Vitamin has an article about understanding & working with designers. I'm not sure I took away anything other than knowing I'm not alone afterall.

The gap between the creative and developers is actually quite substantial. If I could naively reduce the problem down to tools, then this analogy could succintly describe the issue: You are tasked to co-author a book using Wordstar2000 with somebody using Microsoft Word Powerpoint - somewhere along the line, one party will need to close that gap. In this part of the world, more often than not, its the developers that closes this gap (not always doing a good job, me included). Otherwise, the designer and developer will be the same person. That's where you get flash-only websites (those that lets you click Skip flash presentation using a flash button), and

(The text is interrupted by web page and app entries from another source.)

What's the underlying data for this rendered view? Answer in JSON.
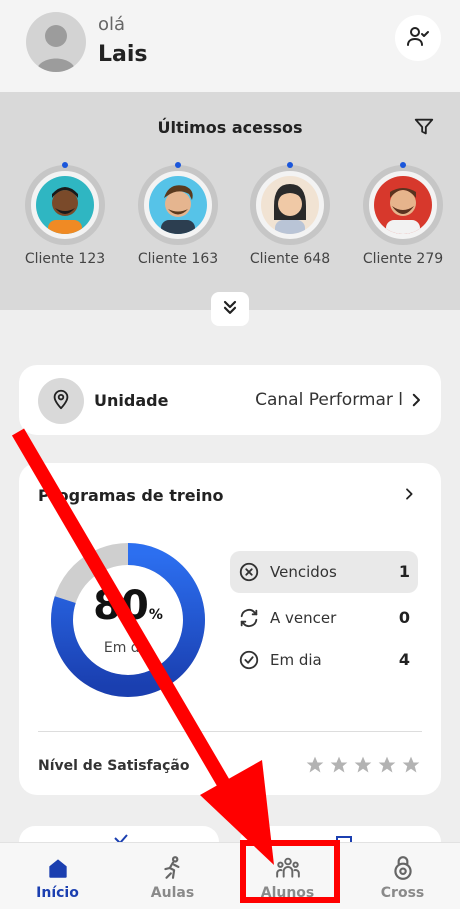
{
  "header": {
    "greeting": "olá",
    "user_name": "Lais"
  },
  "recent": {
    "title": "Últimos acessos",
    "clients": [
      {
        "label": "Cliente 123",
        "skin": "#7a4a2a",
        "bg": "#2fb6c2",
        "hair": "#1a1a1a"
      },
      {
        "label": "Cliente 163",
        "skin": "#e5b58f",
        "bg": "#56c3e8",
        "hair": "#5a3a1e"
      },
      {
        "label": "Cliente 648",
        "skin": "#f0c9a6",
        "bg": "#f1e3d3",
        "hair": "#2a2a2a"
      },
      {
        "label": "Cliente 279",
        "skin": "#e6b48c",
        "bg": "#d7382c",
        "hair": "#5a3320"
      }
    ]
  },
  "unit": {
    "label": "Unidade",
    "value": "Canal Performar l"
  },
  "programs": {
    "title": "Programas de treino",
    "percent": "80",
    "percent_symbol": "%",
    "percent_caption": "Em dia",
    "stats": [
      {
        "label": "Vencidos",
        "value": "1",
        "icon": "x-circle-icon"
      },
      {
        "label": "A vencer",
        "value": "0",
        "icon": "refresh-icon"
      },
      {
        "label": "Em dia",
        "value": "4",
        "icon": "check-circle-icon"
      }
    ],
    "satisfaction_label": "Nível de Satisfação",
    "satisfaction_stars": 0,
    "satisfaction_max": 5
  },
  "nav": {
    "items": [
      {
        "label": "Início",
        "icon": "home-icon",
        "active": true
      },
      {
        "label": "Aulas",
        "icon": "runner-icon",
        "active": false
      },
      {
        "label": "Alunos",
        "icon": "students-icon",
        "active": false
      },
      {
        "label": "Cross",
        "icon": "kettlebell-icon",
        "active": false
      }
    ]
  },
  "colors": {
    "accent": "#1b3fb0",
    "donut_dark": "#1a3fb0",
    "donut_light": "#2c6ff0",
    "donut_track": "#cfcfcf",
    "annotation": "#ff0000"
  }
}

A site's design is carefully thought out, planned and template pages are created, "here's the main page, inner pages, forms and blah. now, go forth and multiply!". The programmer takes this goodie bag of hair, nose, eyes, ears and proceeds to construct the face.. do some code to make it blink... sprinkle the eyes here.. do some code for smiling... plaster the lips there... voila! At this point, the creative side has 2 options, iterate over the design or throw his hands up and the product ships.

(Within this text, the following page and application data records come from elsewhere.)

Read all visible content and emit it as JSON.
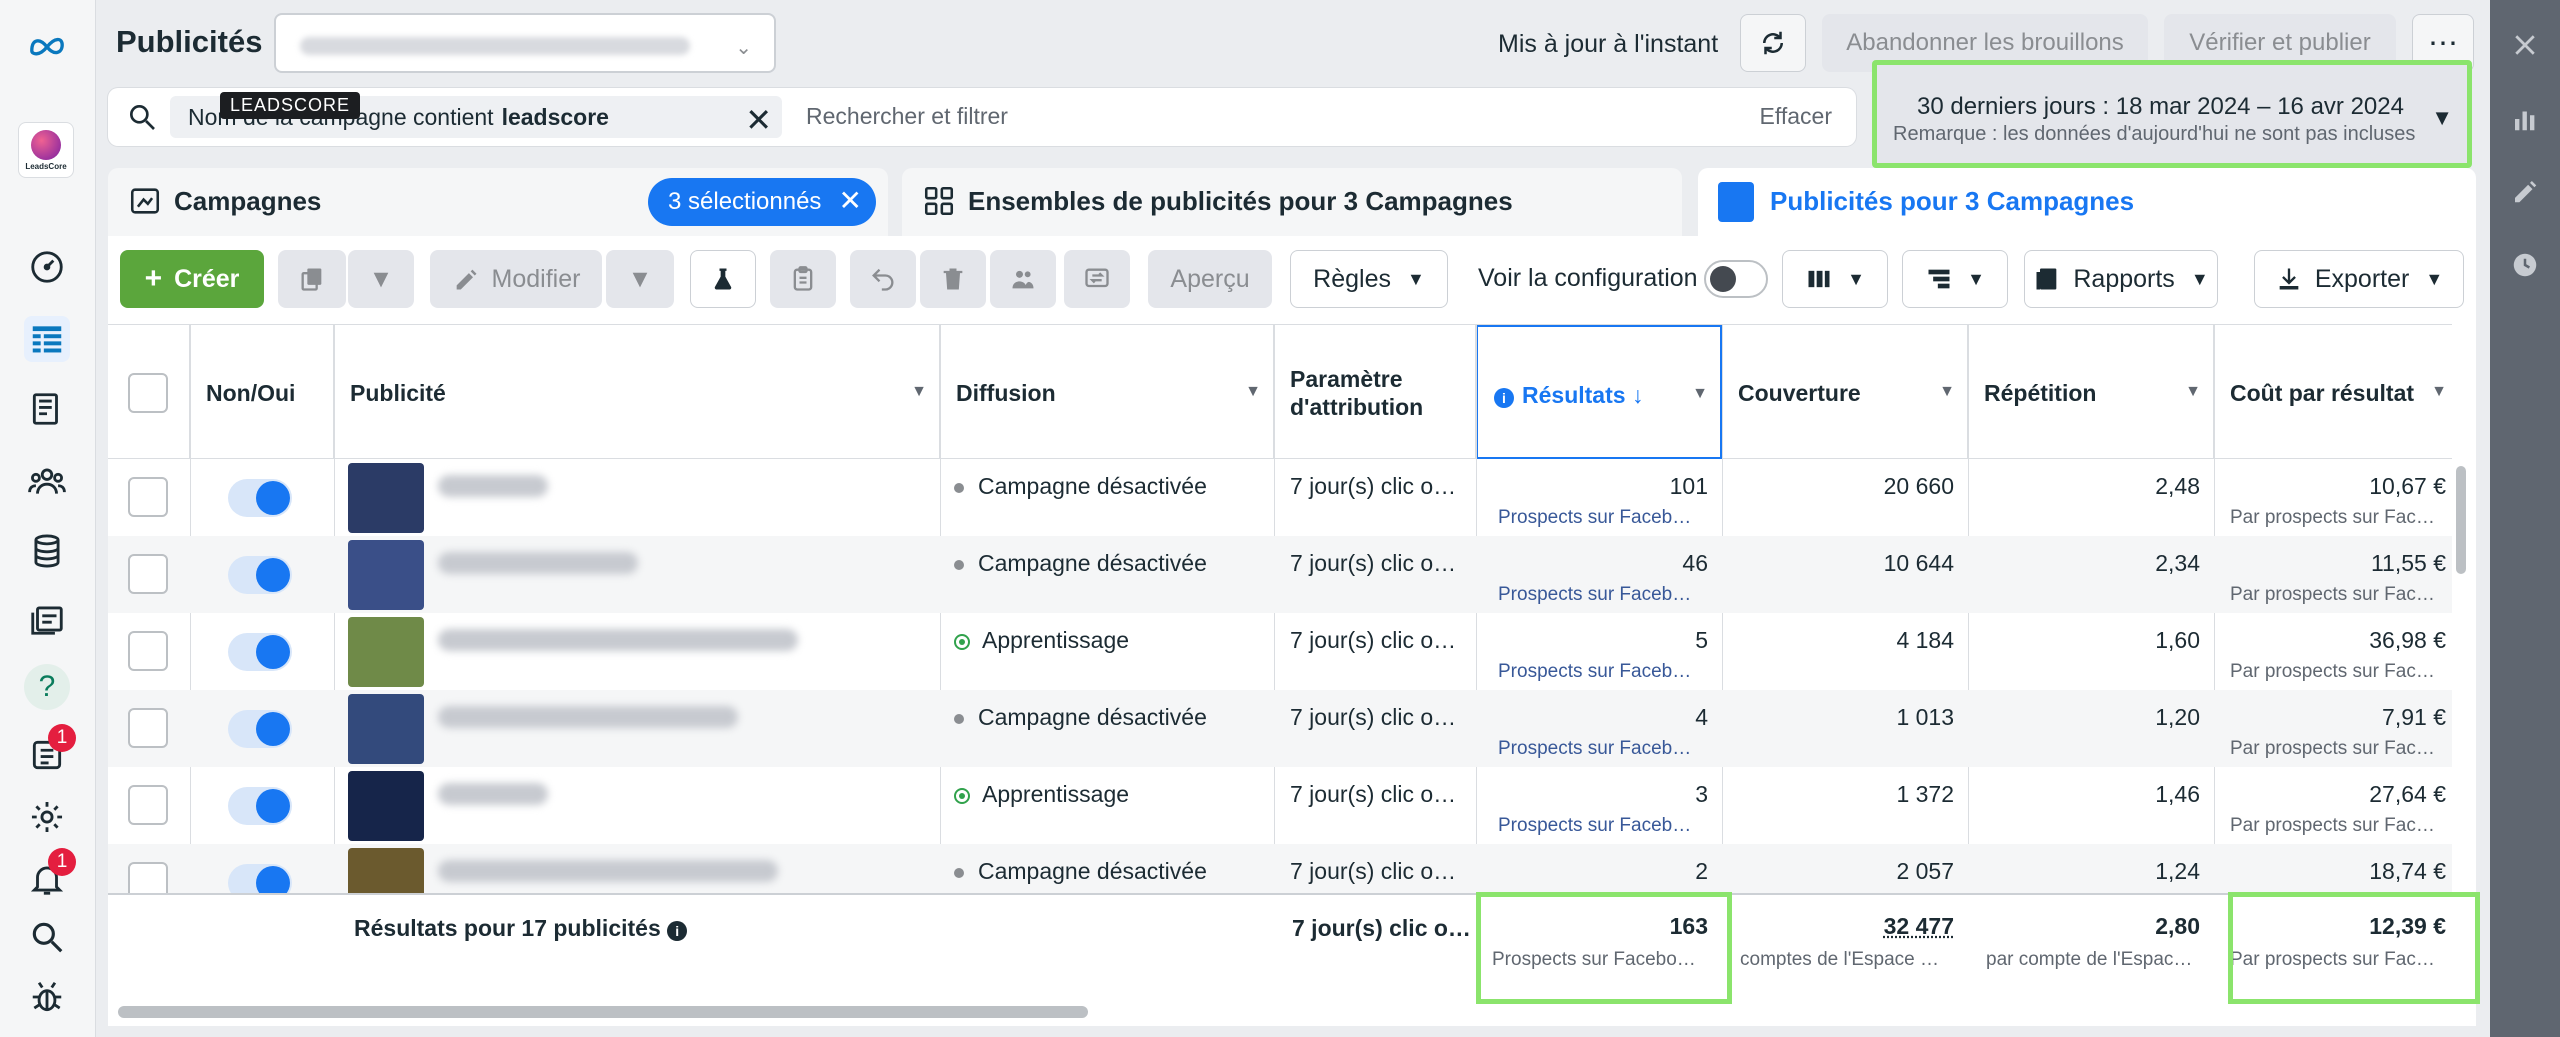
{
  "header": {
    "title": "Publicités",
    "updated": "Mis à jour à l'instant",
    "abandon": "Abandonner les brouillons",
    "verify": "Vérifier et publier"
  },
  "search": {
    "chip_prefix": "Nom de la campagne contient",
    "chip_value": "leadscore",
    "tooltip": "LEADSCORE",
    "placeholder": "Rechercher et filtrer",
    "clear": "Effacer"
  },
  "date_range": {
    "label": "30 derniers jours : 18 mar 2024 – 16 avr 2024",
    "note": "Remarque : les données d'aujourd'hui ne sont pas incluses"
  },
  "tabs": {
    "campaigns": "Campagnes",
    "selected": "3 sélectionnés",
    "adsets": "Ensembles de publicités pour 3 Campagnes",
    "ads": "Publicités pour 3 Campagnes"
  },
  "toolbar": {
    "create": "Créer",
    "modify": "Modifier",
    "preview": "Aperçu",
    "rules": "Règles",
    "config": "Voir la configuration",
    "reports": "Rapports",
    "export": "Exporter"
  },
  "table": {
    "headers": {
      "onoff": "Non/Oui",
      "ad": "Publicité",
      "delivery": "Diffusion",
      "attribution_1": "Paramètre",
      "attribution_2": "d'attribution",
      "results": "Résultats",
      "reach": "Couverture",
      "frequency": "Répétition",
      "cpr": "Coût par résultat"
    },
    "rows": [
      {
        "delivery": "Campagne désactivée",
        "status": "off",
        "attribution": "7 jour(s) clic o…",
        "results": "101",
        "results_sub": "Prospects sur Faceb…",
        "reach": "20 660",
        "frequency": "2,48",
        "cpr": "10,67 €",
        "cpr_sub": "Par prospects sur Fac…"
      },
      {
        "delivery": "Campagne désactivée",
        "status": "off",
        "attribution": "7 jour(s) clic o…",
        "results": "46",
        "results_sub": "Prospects sur Faceb…",
        "reach": "10 644",
        "frequency": "2,34",
        "cpr": "11,55 €",
        "cpr_sub": "Par prospects sur Fac…"
      },
      {
        "delivery": "Apprentissage",
        "status": "learning",
        "attribution": "7 jour(s) clic o…",
        "results": "5",
        "results_sub": "Prospects sur Faceb…",
        "reach": "4 184",
        "frequency": "1,60",
        "cpr": "36,98 €",
        "cpr_sub": "Par prospects sur Fac…"
      },
      {
        "delivery": "Campagne désactivée",
        "status": "off",
        "attribution": "7 jour(s) clic o…",
        "results": "4",
        "results_sub": "Prospects sur Faceb…",
        "reach": "1 013",
        "frequency": "1,20",
        "cpr": "7,91 €",
        "cpr_sub": "Par prospects sur Fac…"
      },
      {
        "delivery": "Apprentissage",
        "status": "learning",
        "attribution": "7 jour(s) clic o…",
        "results": "3",
        "results_sub": "Prospects sur Faceb…",
        "reach": "1 372",
        "frequency": "1,46",
        "cpr": "27,64 €",
        "cpr_sub": "Par prospects sur Fac…"
      },
      {
        "delivery": "Campagne désactivée",
        "status": "off",
        "attribution": "7 jour(s) clic o…",
        "results": "2",
        "results_sub": "",
        "reach": "2 057",
        "frequency": "1,24",
        "cpr": "18,74 €",
        "cpr_sub": ""
      }
    ],
    "footer": {
      "label": "Résultats pour 17 publicités",
      "attribution": "7 jour(s) clic o…",
      "results": "163",
      "results_sub": "Prospects sur Facebo…",
      "reach": "32 477",
      "reach_sub": "comptes de l'Espace …",
      "frequency": "2,80",
      "frequency_sub": "par compte de l'Espac…",
      "cpr": "12,39 €",
      "cpr_sub": "Par prospects sur Fac…"
    }
  },
  "nav": {
    "logo_word": "LeadsCore",
    "badge_1": "1",
    "badge_2": "1",
    "help": "?"
  },
  "colors": {
    "accent": "#1877f2",
    "create": "#5ba63c",
    "highlight": "#8be46c"
  }
}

Through iteration, hopefully the programmer learns design better and designer understands technical constraints better. You'd think that after many iterations, projects after projects, this gap ought to come pretty close right? Strangely, it often doesn't. We all know programmers has no taste, so that's a dead end. And I know of online marketing companies that has designated "html cutters" (in case you can't picture it, their fulltime job is to take a piece of museum-ready artwork done by the creatives, and html-ize it. Man... )

What will it take for the situation to improve?

Few months back, during RailsConf, I had the good fortune to chat with Bryan Wood of Lendmonkey. He related to me how great the process was to work with Amy Hoy for their Railsday project: Freckle.

  1. Start coding up some pages, forms and the skeleton app
  2. Commit the files into the repository.
  3. Continue to work on the applications (like, erm, make it actually work)
  4. Time to time, synchronize your code with the repository
  5. After a while, during one of the updates, lots of files and images are downloaded... you refresh your page and WOAH! Your web app looks pretty!

This 5 bullet points covers the web development process from the developer's point of view. A designer that closes the gap. Sounds surreal to me. A dream come true. I have never seen it in action.